Though official charities have long been the go-to gatekeepers for donation funds, independent sites like Indiegogo and Kickstarter.com create a sense of immediacy, control and direct connection that some of the more established institutions lack.
While donators have to operate on faith — there's no way to verify if their money will, in fact, reach its intended target — Indiegogo co-founder Slava Rubin told the Post that most people are savvy enough to pinpoint a bogus operation.
"[C]rowdfunding in itself is a great deterrent for 'false' campaigns … The social dynamics and democratic nature of crowdfunding make it much more difficult to raise funds for fraudulent campaigns," she said.

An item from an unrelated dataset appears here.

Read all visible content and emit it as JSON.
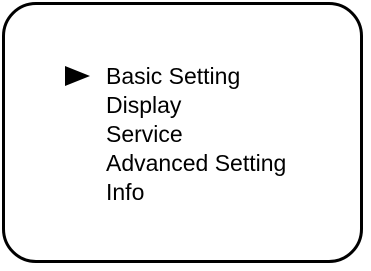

Once a concept that seemed dedicated to helping artists fund their projects, crowdfunding sites appear to have found a new, altruistic angle.
In addition to the Ghawi fund, seven other pages have popped up to aid victims of the Aurora shooting, including one dedicated to covering medical bills.
(Photo courtesy AFP)